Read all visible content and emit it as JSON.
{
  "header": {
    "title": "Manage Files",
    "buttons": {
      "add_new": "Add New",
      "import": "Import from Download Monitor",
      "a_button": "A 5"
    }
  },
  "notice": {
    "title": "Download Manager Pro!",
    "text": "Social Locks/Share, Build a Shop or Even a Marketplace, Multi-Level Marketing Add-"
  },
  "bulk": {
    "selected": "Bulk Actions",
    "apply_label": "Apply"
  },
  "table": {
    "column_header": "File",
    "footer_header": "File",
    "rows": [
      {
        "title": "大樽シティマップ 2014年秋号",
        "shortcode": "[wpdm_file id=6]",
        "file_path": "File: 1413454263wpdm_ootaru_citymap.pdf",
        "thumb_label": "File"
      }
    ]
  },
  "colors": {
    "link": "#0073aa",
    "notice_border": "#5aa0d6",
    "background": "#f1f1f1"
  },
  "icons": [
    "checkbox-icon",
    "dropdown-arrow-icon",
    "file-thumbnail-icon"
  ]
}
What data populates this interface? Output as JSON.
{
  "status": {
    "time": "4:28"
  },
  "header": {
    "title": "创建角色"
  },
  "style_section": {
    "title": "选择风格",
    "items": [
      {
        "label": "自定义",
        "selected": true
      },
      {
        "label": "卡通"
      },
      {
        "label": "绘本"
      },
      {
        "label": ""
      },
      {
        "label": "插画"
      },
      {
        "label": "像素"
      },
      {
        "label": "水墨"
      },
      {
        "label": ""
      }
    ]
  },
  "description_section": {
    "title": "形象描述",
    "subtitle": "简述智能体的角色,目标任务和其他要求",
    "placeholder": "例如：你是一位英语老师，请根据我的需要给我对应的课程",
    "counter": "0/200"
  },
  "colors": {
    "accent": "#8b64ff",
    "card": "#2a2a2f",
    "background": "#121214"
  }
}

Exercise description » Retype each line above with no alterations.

Exercise response »
Read all visible content and emit it as JSON.
{
  "header": {
    "title": "Manage Files",
    "buttons": {
      "add_new": "Add New",
      "import": "Import from Download Monitor",
      "a_button": "A 5"
    }
  },
  "notice": {
    "title": "Download Manager Pro!",
    "text": "Social Locks/Share, Build a Shop or Even a Marketplace, Multi-Level Marketing Add-"
  },
  "bulk": {
    "selected": "Bulk Actions",
    "apply_label": "Apply"
  },
  "table": {
    "column_header": "File",
    "footer_header": "File",
    "rows": [
      {
        "title": "大樽シティマップ 2014年秋号",
        "shortcode": "[wpdm_file id=6]",
        "file_path": "File: 1413454263wpdm_ootaru_citymap.pdf",
        "thumb_label": "File"
      }
    ]
  },
  "colors": {
    "link": "#0073aa",
    "notice_border": "#5aa0d6",
    "background": "#f1f1f1"
  },
  "icons": [
    "checkbox-icon",
    "dropdown-arrow-icon",
    "file-thumbnail-icon"
  ]
}
What data populates this interface? Output as JSON.
{
  "status": {
    "time": "4:28"
  },
  "header": {
    "title": "创建角色"
  },
  "style_section": {
    "title": "选择风格",
    "items": [
      {
        "label": "自定义",
        "selected": true
      },
      {
        "label": "卡通"
      },
      {
        "label": "绘本"
      },
      {
        "label": ""
      },
      {
        "label": "插画"
      },
      {
        "label": "像素"
      },
      {
        "label": "水墨"
      },
      {
        "label": ""
      }
    ]
  },
  "description_section": {
    "title": "形象描述",
    "subtitle": "简述智能体的角色,目标任务和其他要求",
    "placeholder": "例如：你是一位英语老师，请根据我的需要给我对应的课程",
    "counter": "0/200"
  },
  "colors": {
    "accent": "#8b64ff",
    "card": "#2a2a2f",
    "background": "#121214"
  }
}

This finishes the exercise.